Lonnie Randolph stated that the flag stood for secession, and not the unity of a nation. Randolph serves as president for South Carolina’s chapter of the National Association for the Advancement of Colored People.

Commenters on offer interesting insight to the debate.

While supporters of the flag’s removal often say display in private aligns with freedom of expression, they do not believe public display—particularly on state property—is protected under the Bill of Rights.

One commenter says he feels this way because the flag offends “many Americans” and represents a time when U.S. citizens permitted and encouraged racial segregation.

Other commenters and Americans disagree.

A commenter in support of the flag’s appearance in public calls its display in line with the right to assemble, as its enthusiasts keep it flying in peaceful protest of their preference for the nation the flag symbolized, and to honor their Southern Pride.

Confederate flag enthusiasts also say that many other states’ rights and disagreements aside from slavery prompted the secession of Southern states.

Additionally, the Confederate Flag that flies today differs from the first, second, and third flags that represented the Confederate States before the Confederacy’s dissolution. Today’s “confederate flag” was merely a lesser-flown battle flag.
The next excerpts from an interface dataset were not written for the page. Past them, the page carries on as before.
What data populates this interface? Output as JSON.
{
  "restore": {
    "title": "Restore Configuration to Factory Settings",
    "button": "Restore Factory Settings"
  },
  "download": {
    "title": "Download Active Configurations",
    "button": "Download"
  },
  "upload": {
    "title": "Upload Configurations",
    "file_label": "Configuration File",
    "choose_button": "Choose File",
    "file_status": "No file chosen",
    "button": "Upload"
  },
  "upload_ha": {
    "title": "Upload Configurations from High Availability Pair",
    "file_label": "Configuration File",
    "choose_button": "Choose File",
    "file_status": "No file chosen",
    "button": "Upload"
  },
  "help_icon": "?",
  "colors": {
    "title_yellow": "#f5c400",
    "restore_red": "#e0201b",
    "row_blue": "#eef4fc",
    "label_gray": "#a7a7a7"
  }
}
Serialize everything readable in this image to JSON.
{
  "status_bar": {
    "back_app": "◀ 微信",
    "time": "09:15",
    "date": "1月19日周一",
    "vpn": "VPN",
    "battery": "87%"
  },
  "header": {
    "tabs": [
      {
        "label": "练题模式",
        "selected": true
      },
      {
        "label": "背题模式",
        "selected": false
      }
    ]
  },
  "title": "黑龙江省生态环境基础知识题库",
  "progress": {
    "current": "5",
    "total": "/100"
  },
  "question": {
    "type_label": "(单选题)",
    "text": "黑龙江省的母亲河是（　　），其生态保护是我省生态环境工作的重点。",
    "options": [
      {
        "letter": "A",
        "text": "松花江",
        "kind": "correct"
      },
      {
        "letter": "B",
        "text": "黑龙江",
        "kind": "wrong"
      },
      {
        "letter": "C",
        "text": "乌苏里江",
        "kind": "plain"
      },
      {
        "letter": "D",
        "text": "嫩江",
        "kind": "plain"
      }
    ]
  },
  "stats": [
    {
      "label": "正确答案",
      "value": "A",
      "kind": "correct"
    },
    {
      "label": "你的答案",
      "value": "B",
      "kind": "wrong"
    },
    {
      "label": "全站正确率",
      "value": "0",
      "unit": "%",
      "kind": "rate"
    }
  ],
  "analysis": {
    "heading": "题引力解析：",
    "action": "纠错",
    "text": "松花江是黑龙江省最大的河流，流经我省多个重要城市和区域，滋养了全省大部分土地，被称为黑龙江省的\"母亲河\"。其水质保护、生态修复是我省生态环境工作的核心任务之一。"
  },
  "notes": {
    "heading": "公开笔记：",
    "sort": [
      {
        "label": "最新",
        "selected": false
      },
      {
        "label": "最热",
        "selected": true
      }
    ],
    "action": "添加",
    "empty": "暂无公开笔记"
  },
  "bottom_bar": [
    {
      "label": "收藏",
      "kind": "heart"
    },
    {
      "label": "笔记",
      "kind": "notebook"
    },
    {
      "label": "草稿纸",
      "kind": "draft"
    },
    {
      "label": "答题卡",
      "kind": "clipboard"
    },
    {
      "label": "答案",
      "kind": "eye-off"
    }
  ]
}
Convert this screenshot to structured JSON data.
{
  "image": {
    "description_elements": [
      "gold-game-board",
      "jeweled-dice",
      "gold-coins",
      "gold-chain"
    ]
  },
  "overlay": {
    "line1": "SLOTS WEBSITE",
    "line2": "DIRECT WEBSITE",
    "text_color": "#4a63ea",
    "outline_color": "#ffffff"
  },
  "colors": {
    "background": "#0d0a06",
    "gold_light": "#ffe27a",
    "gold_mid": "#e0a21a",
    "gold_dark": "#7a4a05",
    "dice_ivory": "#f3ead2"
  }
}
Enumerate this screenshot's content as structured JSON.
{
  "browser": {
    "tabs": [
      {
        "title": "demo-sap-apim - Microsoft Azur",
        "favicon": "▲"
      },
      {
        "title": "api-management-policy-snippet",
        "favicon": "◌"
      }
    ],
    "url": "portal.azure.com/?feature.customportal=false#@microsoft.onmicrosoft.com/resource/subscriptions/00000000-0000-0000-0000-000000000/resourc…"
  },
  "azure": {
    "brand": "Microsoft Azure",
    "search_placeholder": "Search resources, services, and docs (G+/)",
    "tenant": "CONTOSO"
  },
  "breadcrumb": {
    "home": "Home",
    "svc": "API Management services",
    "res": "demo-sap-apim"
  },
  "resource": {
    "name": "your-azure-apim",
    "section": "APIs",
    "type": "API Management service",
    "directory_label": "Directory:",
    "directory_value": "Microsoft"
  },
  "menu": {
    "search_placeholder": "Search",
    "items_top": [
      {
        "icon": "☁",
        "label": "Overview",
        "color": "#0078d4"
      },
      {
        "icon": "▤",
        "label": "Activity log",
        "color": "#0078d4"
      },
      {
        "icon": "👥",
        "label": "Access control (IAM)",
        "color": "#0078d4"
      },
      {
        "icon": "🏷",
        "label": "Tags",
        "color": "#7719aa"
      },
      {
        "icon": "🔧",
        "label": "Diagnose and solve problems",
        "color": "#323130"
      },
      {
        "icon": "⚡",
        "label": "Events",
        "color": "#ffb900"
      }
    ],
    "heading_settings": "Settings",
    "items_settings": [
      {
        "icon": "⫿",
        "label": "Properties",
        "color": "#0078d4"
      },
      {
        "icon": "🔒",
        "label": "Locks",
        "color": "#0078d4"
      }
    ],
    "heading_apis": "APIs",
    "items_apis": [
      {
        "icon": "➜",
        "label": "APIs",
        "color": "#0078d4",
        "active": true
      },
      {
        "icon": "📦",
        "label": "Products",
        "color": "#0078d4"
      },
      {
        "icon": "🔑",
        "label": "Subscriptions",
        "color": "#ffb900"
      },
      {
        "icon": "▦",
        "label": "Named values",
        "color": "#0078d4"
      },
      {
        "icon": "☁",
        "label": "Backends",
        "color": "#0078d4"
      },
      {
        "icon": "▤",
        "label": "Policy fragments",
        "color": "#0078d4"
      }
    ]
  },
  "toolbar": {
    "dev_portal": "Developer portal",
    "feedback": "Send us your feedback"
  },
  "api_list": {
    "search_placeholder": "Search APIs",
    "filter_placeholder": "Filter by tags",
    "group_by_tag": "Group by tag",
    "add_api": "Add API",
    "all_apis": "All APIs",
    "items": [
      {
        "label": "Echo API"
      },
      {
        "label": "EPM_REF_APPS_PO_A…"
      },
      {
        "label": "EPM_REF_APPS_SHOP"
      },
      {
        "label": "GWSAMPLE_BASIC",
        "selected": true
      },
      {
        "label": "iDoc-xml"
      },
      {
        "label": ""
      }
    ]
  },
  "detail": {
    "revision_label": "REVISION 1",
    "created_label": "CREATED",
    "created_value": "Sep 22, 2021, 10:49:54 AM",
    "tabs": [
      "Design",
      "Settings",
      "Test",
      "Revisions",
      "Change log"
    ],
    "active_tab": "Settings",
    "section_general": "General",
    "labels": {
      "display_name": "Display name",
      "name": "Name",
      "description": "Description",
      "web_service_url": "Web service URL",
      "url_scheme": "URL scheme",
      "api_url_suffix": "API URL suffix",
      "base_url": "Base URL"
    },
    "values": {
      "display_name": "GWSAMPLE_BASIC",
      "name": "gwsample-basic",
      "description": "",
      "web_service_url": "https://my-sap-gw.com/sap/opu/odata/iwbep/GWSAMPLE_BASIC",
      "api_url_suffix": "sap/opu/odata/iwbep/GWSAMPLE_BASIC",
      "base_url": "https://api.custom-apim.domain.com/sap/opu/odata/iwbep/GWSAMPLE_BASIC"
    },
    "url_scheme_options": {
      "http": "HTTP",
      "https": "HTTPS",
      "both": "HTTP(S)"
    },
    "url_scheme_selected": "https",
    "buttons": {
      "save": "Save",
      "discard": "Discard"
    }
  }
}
Its supporters say that, therefore, it represents history, and respect for the soldiers it represented, but not slavery or white supremacy.

Due to the 2000 Heritage Act, most Confederate Flags in public places require a “two-thirds vote of each house of the General Assembly” before removal. According to a survey conducted by CNN and ORC, the majority of Americans feel perfectly content with the flag.

Fifty-seven percent of Americans say the flag represents Southern pride, not racism. While about three-fourths of African-Americans claim the flag symbolizes racism, only one-fourth of whites agree.

Close to 60 percent of white Americans with a degree from college said the flag Southern pride, and the other 40 percent felt it promotes racism; only 18 percent of white Americans without a college degree say the flag promotes racism.

Many Confederate Flags still fly high above Stone Mountain Park in Georgia.

John Bankhead, the Stone Mountain spokesman, called the singular area beneath the displayed flags a memorial to the Confederacy in accordance with state law. Therefore, their display symbolizes peace and history, not disharmony.

The commander-in-chief of the Sons of Confederate Veterans (SCV), Charles Kelly Barrow, says that removing the Stone Mountain flags would only make for more problems and offense taken.

Other SCV members express fewer concerns: “Whatever the legislature decides to do, we will accept it graciously,” Ken Thrasher said on behalf of the South Carolina section in the midst of the state’s debate on whether to remove the flag from its Capitol.

The South Carolina State Capitol removed its Confederate flag in July 2015. As of the same month, the flags still fly at Stone Mountain Park.